MSCI recently stated that the global carbon markets, both compliance and voluntary, are worth a collective $270 billion. The Oil Price Information Service (OPIS), a Dow Jones Company, reported that the VCM’s value as of November 2021 was around $1 billion, with expectations of growing into a $30 billion industry over time.

VCMs have been more complex to invest in as they are markets that are unregulated and have a range of buyers, including governments, corporations, and individuals, all seeking to buy offsets generated from carbon emissions reduction projects (reforestation is a prime example). This can include carbon capture and storage technologies. Offsets are generally verified by independent parties utilizing private standards, and because VCMs are project-based instead of a cap-and-trade system, there is no limit to the allowances they can provide.

“Voluntary carbon markets are growing rapidly and have the potential to accelerate climate action. But businesses, investors, governments, and the public are clamoring for clarity,” the Voluntary Carbon Markets Integrity Initiative wrote in their update on the guidelines they have created for VCMs.

Because of increasing interest by companies and firms, several agencies are working to establish guidelines for companies in best practices when purchasing voluntary carbon credits. The Voluntary Carbon Markets Integrity Initiative has created a Claims Code of Practice that is geared toward helping companies be transparent about their carbon offsets and ensure they align with their business goals of reaching net zero.

The code that VCMI is working on is currently on a practice run through the autumn of this year as companies apply the most recent draft to their practices and give feedback.

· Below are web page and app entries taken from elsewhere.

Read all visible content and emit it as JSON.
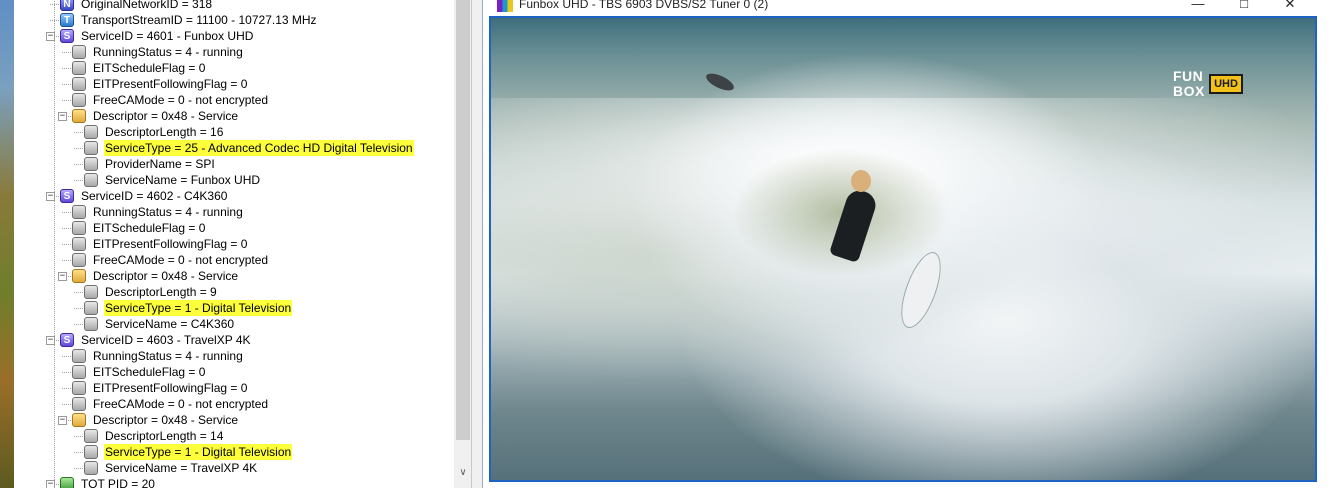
{
  "tree": {
    "nodes": [
      {
        "icon": "N",
        "text": "OriginalNetworkID = 318",
        "highlight": false
      },
      {
        "icon": "T",
        "text": "TransportStreamID = 11100 - 10727.13 MHz",
        "highlight": false
      },
      {
        "icon": "S",
        "text": "ServiceID = 4601 - Funbox UHD",
        "highlight": false
      },
      {
        "icon": "leaf",
        "text": "RunningStatus = 4 - running",
        "highlight": false
      },
      {
        "icon": "leaf",
        "text": "EITScheduleFlag = 0",
        "highlight": false
      },
      {
        "icon": "leaf",
        "text": "EITPresentFollowingFlag = 0",
        "highlight": false
      },
      {
        "icon": "leaf",
        "text": "FreeCAMode = 0 - not encrypted",
        "highlight": false
      },
      {
        "icon": "folder",
        "text": "Descriptor = 0x48 - Service",
        "highlight": false
      },
      {
        "icon": "leaf",
        "text": "DescriptorLength = 16",
        "highlight": false
      },
      {
        "icon": "leaf",
        "text": "ServiceType = 25 - Advanced Codec HD Digital Television",
        "highlight": true
      },
      {
        "icon": "leaf",
        "text": "ProviderName = SPI",
        "highlight": false
      },
      {
        "icon": "leaf",
        "text": "ServiceName = Funbox UHD",
        "highlight": false
      },
      {
        "icon": "S",
        "text": "ServiceID = 4602 - C4K360",
        "highlight": false
      },
      {
        "icon": "leaf",
        "text": "RunningStatus = 4 - running",
        "highlight": false
      },
      {
        "icon": "leaf",
        "text": "EITScheduleFlag = 0",
        "highlight": false
      },
      {
        "icon": "leaf",
        "text": "EITPresentFollowingFlag = 0",
        "highlight": false
      },
      {
        "icon": "leaf",
        "text": "FreeCAMode = 0 - not encrypted",
        "highlight": false
      },
      {
        "icon": "folder",
        "text": "Descriptor = 0x48 - Service",
        "highlight": false
      },
      {
        "icon": "leaf",
        "text": "DescriptorLength = 9",
        "highlight": false
      },
      {
        "icon": "leaf",
        "text": "ServiceType = 1 - Digital Television",
        "highlight": true
      },
      {
        "icon": "leaf",
        "text": "ServiceName = C4K360",
        "highlight": false
      },
      {
        "icon": "S",
        "text": "ServiceID = 4603 - TravelXP 4K",
        "highlight": false
      },
      {
        "icon": "leaf",
        "text": "RunningStatus = 4 - running",
        "highlight": false
      },
      {
        "icon": "leaf",
        "text": "EITScheduleFlag = 0",
        "highlight": false
      },
      {
        "icon": "leaf",
        "text": "EITPresentFollowingFlag = 0",
        "highlight": false
      },
      {
        "icon": "leaf",
        "text": "FreeCAMode = 0 - not encrypted",
        "highlight": false
      },
      {
        "icon": "folder",
        "text": "Descriptor = 0x48 - Service",
        "highlight": false
      },
      {
        "icon": "leaf",
        "text": "DescriptorLength = 14",
        "highlight": false
      },
      {
        "icon": "leaf",
        "text": "ServiceType = 1 - Digital Television",
        "highlight": true
      },
      {
        "icon": "leaf",
        "text": "ServiceName = TravelXP 4K",
        "highlight": false
      },
      {
        "icon": "Z",
        "text": "TOT PID = 20",
        "highlight": false
      }
    ],
    "highlight_color": "#fdff3a"
  },
  "video_window": {
    "title": "Funbox UHD - TBS 6903 DVBS/S2 Tuner 0 (2)",
    "minimize_icon": "minimize-icon",
    "maximize_icon": "maximize-icon",
    "close_icon": "close-icon",
    "channel_logo": {
      "line1": "FUN",
      "line2": "BOX",
      "badge": "UHD"
    },
    "frame_border_color": "#1e63c4"
  }
}
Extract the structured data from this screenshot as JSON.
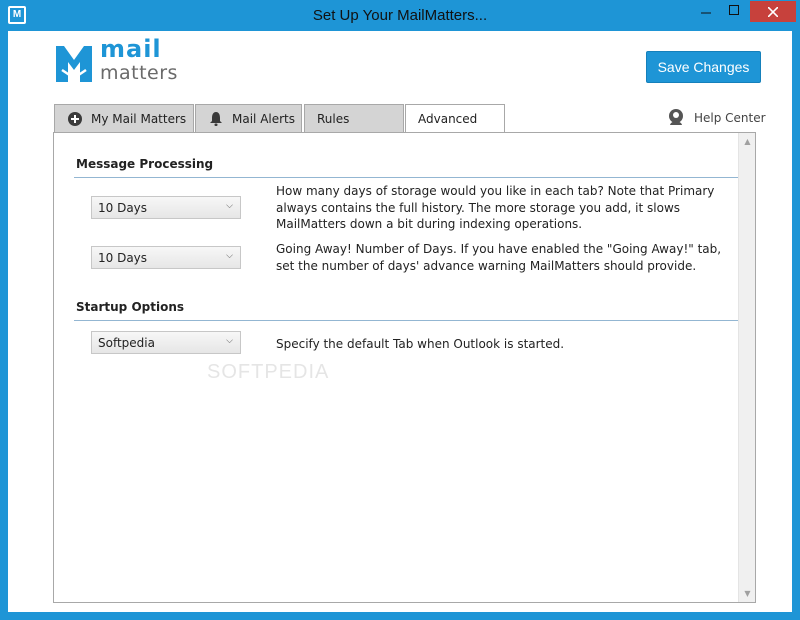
{
  "window": {
    "title": "Set Up Your MailMatters...",
    "min_icon": "minimize-icon",
    "max_icon": "maximize-icon",
    "close_icon": "close-icon"
  },
  "logo": {
    "line1": "mail",
    "line2": "matters"
  },
  "toolbar": {
    "save_label": "Save Changes"
  },
  "tabs": [
    {
      "label": "My Mail Matters",
      "icon": "plus-circle-icon",
      "active": false
    },
    {
      "label": "Mail Alerts",
      "icon": "bell-icon",
      "active": false
    },
    {
      "label": "Rules",
      "active": false
    },
    {
      "label": "Advanced",
      "active": true
    }
  ],
  "help": {
    "label": "Help Center",
    "icon": "help-person-icon"
  },
  "sections": {
    "message_processing": {
      "title": "Message Processing",
      "storage": {
        "value": "10 Days",
        "description": "How many days of storage would you like in each tab? Note that Primary always contains the full history. The more storage you add, it slows MailMatters down a bit during indexing operations."
      },
      "going_away": {
        "value": "10 Days",
        "description": "Going Away! Number of Days. If you have enabled the \"Going Away!\" tab, set the number of days' advance warning MailMatters should provide."
      }
    },
    "startup": {
      "title": "Startup Options",
      "default_tab": {
        "value": "Softpedia",
        "description": "Specify the default Tab when Outlook is started."
      }
    }
  },
  "watermark": "SOFTPEDIA",
  "colors": {
    "accent": "#1e95d6",
    "close": "#c7413c",
    "rule": "#93b6d2"
  }
}
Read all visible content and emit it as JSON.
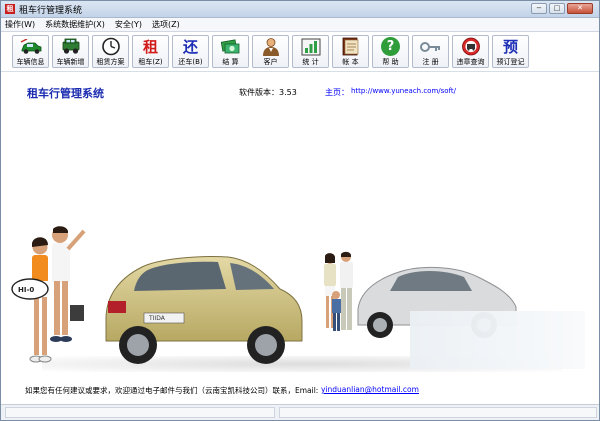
{
  "window": {
    "title": "租车行管理系统",
    "app_icon_glyph": "租",
    "controls": {
      "minimize": "−",
      "maximize": "□",
      "close": "✕"
    }
  },
  "menu": [
    "操作(W)",
    "系统数据维护(X)",
    "安全(Y)",
    "选项(Z)"
  ],
  "toolbar": [
    {
      "label": "车辆信息",
      "icon": "car-icon"
    },
    {
      "label": "车辆新增",
      "icon": "jeep-icon"
    },
    {
      "label": "租赁方案",
      "icon": "clock-icon"
    },
    {
      "label": "租车(Z)",
      "icon": "rent-char-icon",
      "glyph": "租"
    },
    {
      "label": "还车(B)",
      "icon": "return-char-icon",
      "glyph": "还"
    },
    {
      "label": "结 算",
      "icon": "money-icon"
    },
    {
      "label": "客户",
      "icon": "customer-icon"
    },
    {
      "label": "统 计",
      "icon": "chart-icon"
    },
    {
      "label": "帐 本",
      "icon": "ledger-icon"
    },
    {
      "label": "帮 助",
      "icon": "help-icon",
      "glyph": "?"
    },
    {
      "label": "注 册",
      "icon": "key-icon"
    },
    {
      "label": "违章查询",
      "icon": "no-entry-icon"
    },
    {
      "label": "预订登记",
      "icon": "reserve-char-icon",
      "glyph": "预"
    }
  ],
  "header": {
    "app_name": "租车行管理系统",
    "version_text": "软件版本：3.53",
    "homepage_label": "主页：",
    "homepage_url": "http://www.yuneach.com/soft/"
  },
  "footer": {
    "contact_text": "如果您有任何建议或要求，欢迎通过电子邮件与我们（云南宝凯科技公司）联系，Email:",
    "email": "yinduanlian@hotmail.com"
  },
  "scene_labels": {
    "ball_text": "HI-0",
    "plate_text": "TIIDA"
  },
  "colors": {
    "accent": "#1a2bb0",
    "link": "#0000ff",
    "car_gold": "#cfc183",
    "car_silver": "#d7d9da"
  }
}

It was developed through consultation with stakeholders from the public and private sector, governments, Indigenous People’s groups, businesses, and more, with 52 organizations in total providing feedback that shaped the code.

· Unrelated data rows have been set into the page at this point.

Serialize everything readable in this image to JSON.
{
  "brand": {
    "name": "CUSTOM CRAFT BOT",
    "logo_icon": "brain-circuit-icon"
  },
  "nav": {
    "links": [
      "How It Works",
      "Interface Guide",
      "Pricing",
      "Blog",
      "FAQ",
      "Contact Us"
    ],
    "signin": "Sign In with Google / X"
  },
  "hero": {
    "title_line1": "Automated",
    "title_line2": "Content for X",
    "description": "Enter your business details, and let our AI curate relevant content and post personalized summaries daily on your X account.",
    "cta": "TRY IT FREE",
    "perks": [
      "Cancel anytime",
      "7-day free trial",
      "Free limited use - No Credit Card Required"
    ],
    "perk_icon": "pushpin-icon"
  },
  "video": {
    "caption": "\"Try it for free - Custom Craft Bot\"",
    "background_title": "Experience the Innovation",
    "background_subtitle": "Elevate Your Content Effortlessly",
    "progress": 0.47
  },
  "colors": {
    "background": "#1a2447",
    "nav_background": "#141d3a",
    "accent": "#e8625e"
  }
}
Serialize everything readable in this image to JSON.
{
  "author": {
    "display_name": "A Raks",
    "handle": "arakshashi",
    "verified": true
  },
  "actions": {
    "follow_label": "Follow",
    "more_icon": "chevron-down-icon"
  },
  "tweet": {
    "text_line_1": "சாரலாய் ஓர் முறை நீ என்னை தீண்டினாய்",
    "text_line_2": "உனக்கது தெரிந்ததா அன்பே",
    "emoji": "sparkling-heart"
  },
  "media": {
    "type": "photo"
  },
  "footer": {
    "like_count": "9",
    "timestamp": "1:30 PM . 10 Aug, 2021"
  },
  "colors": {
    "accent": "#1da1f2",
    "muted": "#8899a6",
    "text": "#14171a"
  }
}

Other groups developing similar guidelines include the Integrity Council for the Voluntary Carbon Market’s development of their Core Carbon Principles and Assessment Framework and the Science Based Targets initiative.

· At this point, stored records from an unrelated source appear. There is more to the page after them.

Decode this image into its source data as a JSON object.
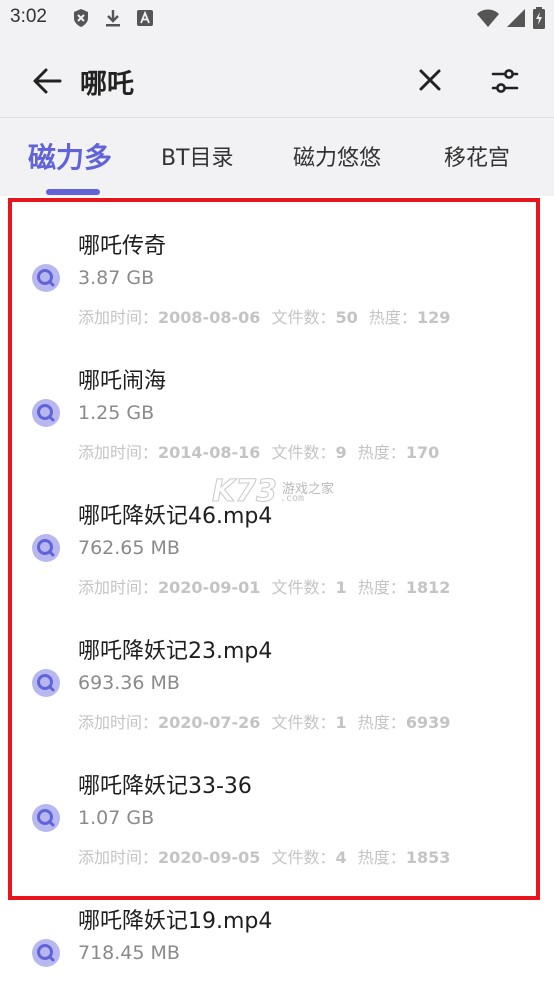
{
  "status_bar": {
    "time": "3:02"
  },
  "header": {
    "search_value": "哪吒"
  },
  "tabs": [
    {
      "label": "磁力多",
      "active": true
    },
    {
      "label": "BT目录",
      "active": false
    },
    {
      "label": "磁力悠悠",
      "active": false
    },
    {
      "label": "移花宫",
      "active": false
    }
  ],
  "meta_labels": {
    "added": "添加时间：",
    "files": "文件数：",
    "heat": "热度："
  },
  "results": [
    {
      "title": "哪吒传奇",
      "size": "3.87 GB",
      "added": "2008-08-06",
      "files": "50",
      "heat": "129"
    },
    {
      "title": "哪吒闹海",
      "size": "1.25 GB",
      "added": "2014-08-16",
      "files": "9",
      "heat": "170"
    },
    {
      "title": "哪吒降妖记46.mp4",
      "size": "762.65 MB",
      "added": "2020-09-01",
      "files": "1",
      "heat": "1812"
    },
    {
      "title": "哪吒降妖记23.mp4",
      "size": "693.36 MB",
      "added": "2020-07-26",
      "files": "1",
      "heat": "6939"
    },
    {
      "title": "哪吒降妖记33-36",
      "size": "1.07 GB",
      "added": "2020-09-05",
      "files": "4",
      "heat": "1853"
    },
    {
      "title": "哪吒降妖记19.mp4",
      "size": "718.45 MB",
      "added": "",
      "files": "",
      "heat": ""
    }
  ],
  "watermark": {
    "logo": "K73",
    "sub": "游戏之家",
    "url": ".com"
  },
  "colors": {
    "accent": "#6164d9",
    "highlight_border": "#e8161c",
    "header_bg": "#f2f2f4"
  }
}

Investment Exposure to the Voluntary Carbon Market

The KraneShares Global Carbon Offset Strategy ETF (KSET) is the first U.S.-listed ETF offering investors exposure to the voluntary carbon markets and is structured to offer global coverage of voluntary carbon markets by tracking carbon offset futures contracts comprised of nature-based global emissions offsets (N-GEOs) as well as global emissions offsets (GEOs) that trade via CME Group.

N-GEOs adhere to the Verified Carbon Standard, which set the requirements for projects within Agriculture, Forestry, and Other Land Use (AFOLU). The N-GEOs also are certified by the Verra Registry’s Climate Community and Biodiversity Standard, which selects projects that work towards climate change goals, support local communities and smallholders, and work to protect and conserve biodiversity. The GEOs meet Carbon Offsetting and Reduction Scheme for International Aviation (CORSIA) from VCS, the American Carbon Registry, or the Climate Action Reserve.

KSET is structured so that as new markets scale to size, they will be included within the fund, and carries an expense ratio of 0.79%.

For more news, information, and strategy, visit the Climate Insights Channel.